What have you used the career office for? How helpful have they been?
I went to see them to ask about applying to internships. They were pretty helpful. They gave me some tools to network and to talk to people about the careers that they have.
Have you learned any computer programs or computer languages that have been or will be especially helpful professionally?
I’ve learned RStudio and C++. I’m not very good at them but I have used them. I also learned LaTex, which is a mathematical writing software. All of those programs have been really useful for my Math major and I know a lot of places require you for you to know them for math-related jobs.
Advice for Prospective Freshmen

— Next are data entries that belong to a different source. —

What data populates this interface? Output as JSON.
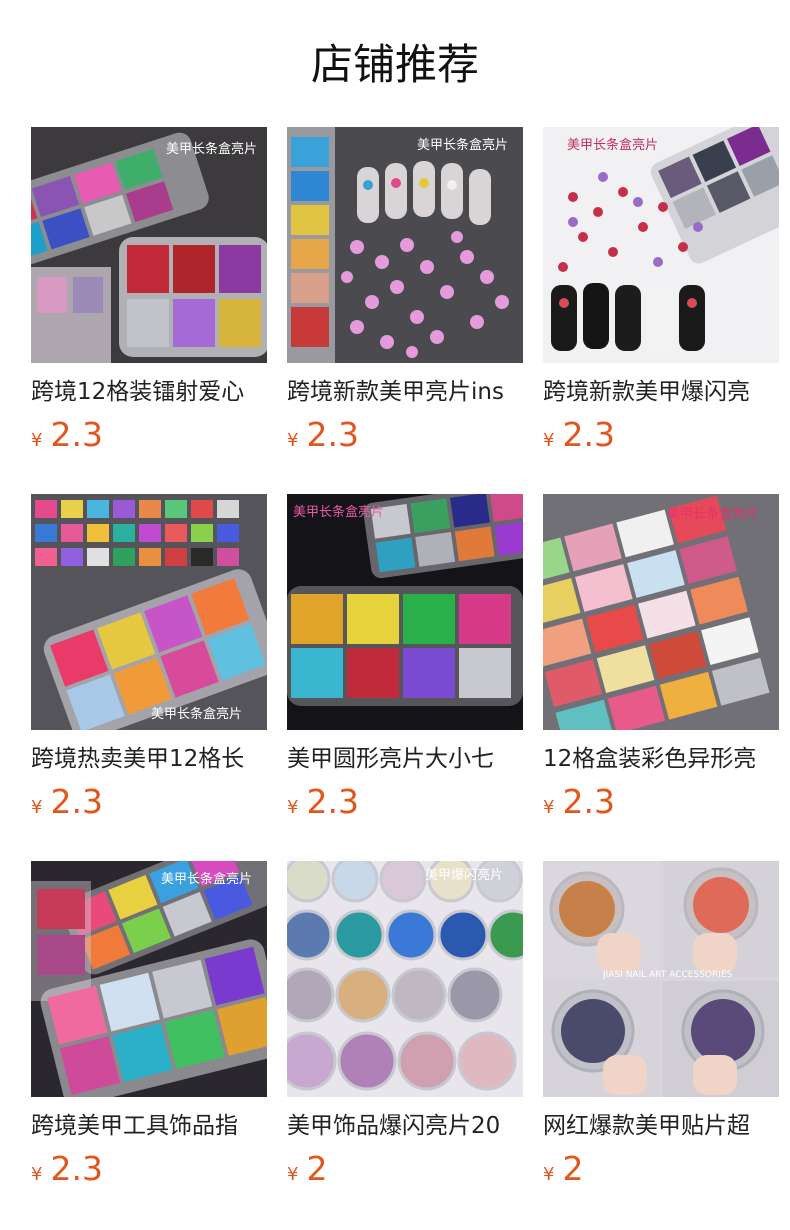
{
  "page": {
    "title": "店铺推荐"
  },
  "colors": {
    "price": "#e4551c",
    "text": "#222222"
  },
  "products": [
    {
      "name": "跨境12格装镭射爱心",
      "currency": "¥",
      "price": "2.3",
      "image_text": "美甲长条盒亮片"
    },
    {
      "name": "跨境新款美甲亮片ins",
      "currency": "¥",
      "price": "2.3",
      "image_text": "美甲长条盒亮片"
    },
    {
      "name": "跨境新款美甲爆闪亮",
      "currency": "¥",
      "price": "2.3",
      "image_text": "美甲长条盒亮片"
    },
    {
      "name": "跨境热卖美甲12格长",
      "currency": "¥",
      "price": "2.3",
      "image_text": "美甲长条盒亮片"
    },
    {
      "name": "美甲圆形亮片大小七",
      "currency": "¥",
      "price": "2.3",
      "image_text": "美甲长条盒亮片"
    },
    {
      "name": "12格盒装彩色异形亮",
      "currency": "¥",
      "price": "2.3",
      "image_text": "美甲长条盒亮片"
    },
    {
      "name": "跨境美甲工具饰品指",
      "currency": "¥",
      "price": "2.3",
      "image_text": "美甲长条盒亮片"
    },
    {
      "name": "美甲饰品爆闪亮片20",
      "currency": "¥",
      "price": "2",
      "image_text": "美甲爆闪亮片"
    },
    {
      "name": "网红爆款美甲贴片超",
      "currency": "¥",
      "price": "2",
      "image_text": "JIASI NAIL ART ACCESSORIES"
    }
  ]
}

What is something you wish you knew about your school before you entered as a freshman?
People want to help you more than you think they do. It’s really important to ask for help because it’s surprising how much help you can get. I also wish I knew that the counseling office is not great. It’s not as good as they say it is. They don’t have enough resources for mental health on campus. [See Kenyon Thrill article, “An Open Letter to Kenyon: On Being an ‘Inadequate’ Performer of Mental Illness.” See Kenyon Collegian articles, “Destigmatizing mental health issues,” and “College has duty to provide timely mental health care.”]
What is something a prospective transgender student should know that we haven’t touched on?

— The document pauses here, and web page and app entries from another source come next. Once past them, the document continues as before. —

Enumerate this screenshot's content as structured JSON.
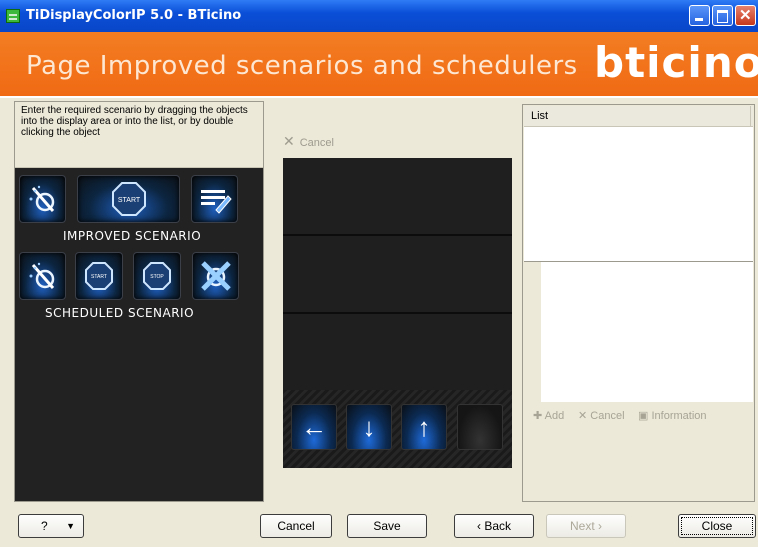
{
  "window": {
    "title": "TiDisplayColorIP 5.0 - BTicino"
  },
  "header": {
    "page_title": "Page Improved scenarios and schedulers",
    "logo": "bticino"
  },
  "left_panel": {
    "instructions": "Enter the required scenario by dragging the objects into the display area or into the list, or by double clicking the object",
    "improved_label": "IMPROVED SCENARIO",
    "scheduled_label": "SCHEDULED SCENARIO",
    "improved_icons": [
      "scenario-wand-icon",
      "start-button-icon",
      "edit-pen-icon"
    ],
    "scheduled_icons": [
      "scenario-wand-icon",
      "start-icon",
      "stop-icon",
      "disable-scenario-icon"
    ],
    "start_text": "START",
    "stop_text": "STOP"
  },
  "display": {
    "cancel_label": "Cancel",
    "arrows": [
      "arrow-left-icon",
      "arrow-down-icon",
      "arrow-up-icon",
      "blank"
    ]
  },
  "list_panel": {
    "header": "List",
    "add_label": "Add",
    "cancel_label": "Cancel",
    "info_label": "Information"
  },
  "bottom": {
    "help": "?",
    "cancel": "Cancel",
    "save": "Save",
    "back": "‹ Back",
    "next": "Next ›",
    "close": "Close"
  },
  "colors": {
    "header_orange": "#f37d22",
    "titlebar_blue": "#0a4fd8",
    "panel_dark": "#222222"
  }
}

If people are mean to you, there are a ton of people on campus who can help you. You can go to the Office of Diversity, Equity, and Inclusion and figure out to make things better for yourself here because there are people whose job it is to make things better for you.
What is something a prospective student may miss on a visit that’s worth checking out?
Look at the stars at night.
Reason to attend Kenyon:
1) If you want to heavily focus on your academics.
2) If you want to be supported in your academic endeavors.
3) If you want your social life to dictate what your party life is going to be like. [Your party life will revolve around what you and your friends decide to do.]
4) If you want a really strong community.
Reason to not attend Kenyon:
1) If you’re invested in being able to live in a more real-world situation with a lot of things going on.
2) The tuition is expensive, [so there are a lot of wealthy students]. Don’t come if you don’t want to be around that. [Kenyon costs about $54,000 for two semesters of tuition, not including room, board, etc. Socioeconomically, 75% of Kenyon students come from families in the top 20%, and the median family income is $213,000.]